1.1. General outline

The slonik commandline utility is supposed to be used embedded into shell scripts and reads commands from files or stdin (via here documents for example). Nearly all of the real configuration work is done by calling stored procedures after loading the Slony-I support base into a database. You may find documentation for those procedures in the Slony-I Schema Documentation, as well as in comments associated with them in the database.

Slonik was created because:

  • The stored procedures have special requirements as to on which particular node in the replication system they are called,

  • The lack of named parameters for stored procedures makes it rather difficult to do this from the psql prompt, and

  • psql lacks the ability to maintain multiple connections with open transactions.

1.1.1. Commands

The slonik command language is format free. Commands begin with keywords and are terminated with a semicolon. Most commands have a list of parameters, some of which have default values and that are therefore optional. The parameters of commands are enclosed in parentheses. Each option consists of one or more keywords, followed by an equal sign, followed by a value. Multiple options inside the parentheses are separated by commas. All keywords are case insensitive. The language should remind the reader of SQL.

Option values may be:

  • integer values

  • string literals enclosed in single quotes

  • boolean values {TRUE|ON|YES} or {FALSE|OFF|NO}

  • keywords for special cases

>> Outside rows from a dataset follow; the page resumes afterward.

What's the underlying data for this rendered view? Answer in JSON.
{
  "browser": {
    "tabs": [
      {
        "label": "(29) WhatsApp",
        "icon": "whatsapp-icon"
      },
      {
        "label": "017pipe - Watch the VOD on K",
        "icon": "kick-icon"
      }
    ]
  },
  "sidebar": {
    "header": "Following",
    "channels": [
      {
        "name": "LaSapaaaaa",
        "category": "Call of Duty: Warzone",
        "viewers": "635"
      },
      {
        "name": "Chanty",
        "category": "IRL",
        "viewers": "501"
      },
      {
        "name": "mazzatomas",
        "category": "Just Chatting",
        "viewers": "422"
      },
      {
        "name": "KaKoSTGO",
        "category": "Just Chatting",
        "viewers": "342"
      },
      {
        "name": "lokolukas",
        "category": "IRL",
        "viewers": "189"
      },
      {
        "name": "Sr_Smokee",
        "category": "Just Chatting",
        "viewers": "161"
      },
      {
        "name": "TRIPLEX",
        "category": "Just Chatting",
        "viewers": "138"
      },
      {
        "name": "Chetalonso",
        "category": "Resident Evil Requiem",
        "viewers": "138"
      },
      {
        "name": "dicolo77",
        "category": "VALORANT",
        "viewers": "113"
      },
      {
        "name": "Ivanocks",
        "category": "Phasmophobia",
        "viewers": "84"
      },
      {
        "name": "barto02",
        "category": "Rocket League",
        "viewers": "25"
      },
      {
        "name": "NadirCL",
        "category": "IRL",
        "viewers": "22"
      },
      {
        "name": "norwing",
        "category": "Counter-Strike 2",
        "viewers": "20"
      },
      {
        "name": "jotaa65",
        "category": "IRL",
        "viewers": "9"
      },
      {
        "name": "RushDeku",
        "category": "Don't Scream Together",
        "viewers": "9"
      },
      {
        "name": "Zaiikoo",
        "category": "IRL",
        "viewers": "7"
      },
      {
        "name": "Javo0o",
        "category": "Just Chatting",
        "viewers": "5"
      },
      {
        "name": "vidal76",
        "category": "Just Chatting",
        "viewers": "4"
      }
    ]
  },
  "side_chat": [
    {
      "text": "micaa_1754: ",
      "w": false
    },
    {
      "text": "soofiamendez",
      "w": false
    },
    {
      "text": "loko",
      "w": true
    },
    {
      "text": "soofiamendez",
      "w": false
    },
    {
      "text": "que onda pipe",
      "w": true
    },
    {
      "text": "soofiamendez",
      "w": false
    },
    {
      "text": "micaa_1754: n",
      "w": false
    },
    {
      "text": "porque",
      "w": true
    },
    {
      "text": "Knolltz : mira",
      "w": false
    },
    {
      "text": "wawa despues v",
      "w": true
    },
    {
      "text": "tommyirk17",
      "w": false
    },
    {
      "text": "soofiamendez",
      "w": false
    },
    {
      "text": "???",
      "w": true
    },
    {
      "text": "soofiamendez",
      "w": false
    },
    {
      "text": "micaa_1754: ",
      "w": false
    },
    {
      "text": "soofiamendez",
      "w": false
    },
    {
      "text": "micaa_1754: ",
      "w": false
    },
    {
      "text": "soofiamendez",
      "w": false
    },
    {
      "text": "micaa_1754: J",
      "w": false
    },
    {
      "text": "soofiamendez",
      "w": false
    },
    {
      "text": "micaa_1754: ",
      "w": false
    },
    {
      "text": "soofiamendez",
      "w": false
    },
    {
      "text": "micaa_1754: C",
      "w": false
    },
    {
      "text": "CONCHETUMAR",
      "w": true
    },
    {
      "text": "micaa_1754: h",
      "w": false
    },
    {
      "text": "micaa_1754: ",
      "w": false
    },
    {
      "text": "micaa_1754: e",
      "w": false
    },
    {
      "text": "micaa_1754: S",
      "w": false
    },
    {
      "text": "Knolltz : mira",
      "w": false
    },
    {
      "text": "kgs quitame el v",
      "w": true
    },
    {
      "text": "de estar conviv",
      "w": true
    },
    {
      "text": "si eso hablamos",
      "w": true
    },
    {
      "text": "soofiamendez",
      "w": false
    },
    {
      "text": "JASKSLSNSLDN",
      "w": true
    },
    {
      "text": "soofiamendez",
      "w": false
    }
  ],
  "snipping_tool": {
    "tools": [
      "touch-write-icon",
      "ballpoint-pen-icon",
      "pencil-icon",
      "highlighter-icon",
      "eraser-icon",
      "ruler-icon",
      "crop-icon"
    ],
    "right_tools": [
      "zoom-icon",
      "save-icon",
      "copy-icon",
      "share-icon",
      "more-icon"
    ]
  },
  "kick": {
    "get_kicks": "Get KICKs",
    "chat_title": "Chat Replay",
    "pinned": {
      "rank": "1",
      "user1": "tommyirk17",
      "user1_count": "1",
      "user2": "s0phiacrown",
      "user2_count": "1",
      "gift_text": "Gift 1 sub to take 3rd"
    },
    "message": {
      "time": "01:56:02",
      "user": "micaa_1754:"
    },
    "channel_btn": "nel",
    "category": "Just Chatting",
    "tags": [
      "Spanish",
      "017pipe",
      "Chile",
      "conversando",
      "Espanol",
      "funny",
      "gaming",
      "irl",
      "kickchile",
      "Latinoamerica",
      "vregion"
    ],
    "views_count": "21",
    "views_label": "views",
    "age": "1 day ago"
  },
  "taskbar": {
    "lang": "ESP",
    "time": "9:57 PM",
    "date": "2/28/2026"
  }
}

Comments begin at a hash sign (#) and extend to the end of the line.

1.1.3. Command groups

Commands can be combined into groups of commands with optional on error and on success conditionals. The syntax for this is:

       try {
       [on error { commands; }]
       [on success { commands; }]

Those commands are grouped together into one transaction per participating node.

Note that this does not enforce grouping of the actions as a single transaction on all nodes. For instance, consider the following slonik code:

     try {
         execute script (set id = 1, filename = '/tmp/script1.sql', event node=1);
         execute script (set id = 1, filename = '/tmp/script2.sql', event node=1);

This would be processed within a single BEGIN/COMMIT on node 1. However, the requests are separated into two DDL_SCRIPT events so that each will be run individually, in separate transactions, on other nodes in the cluster.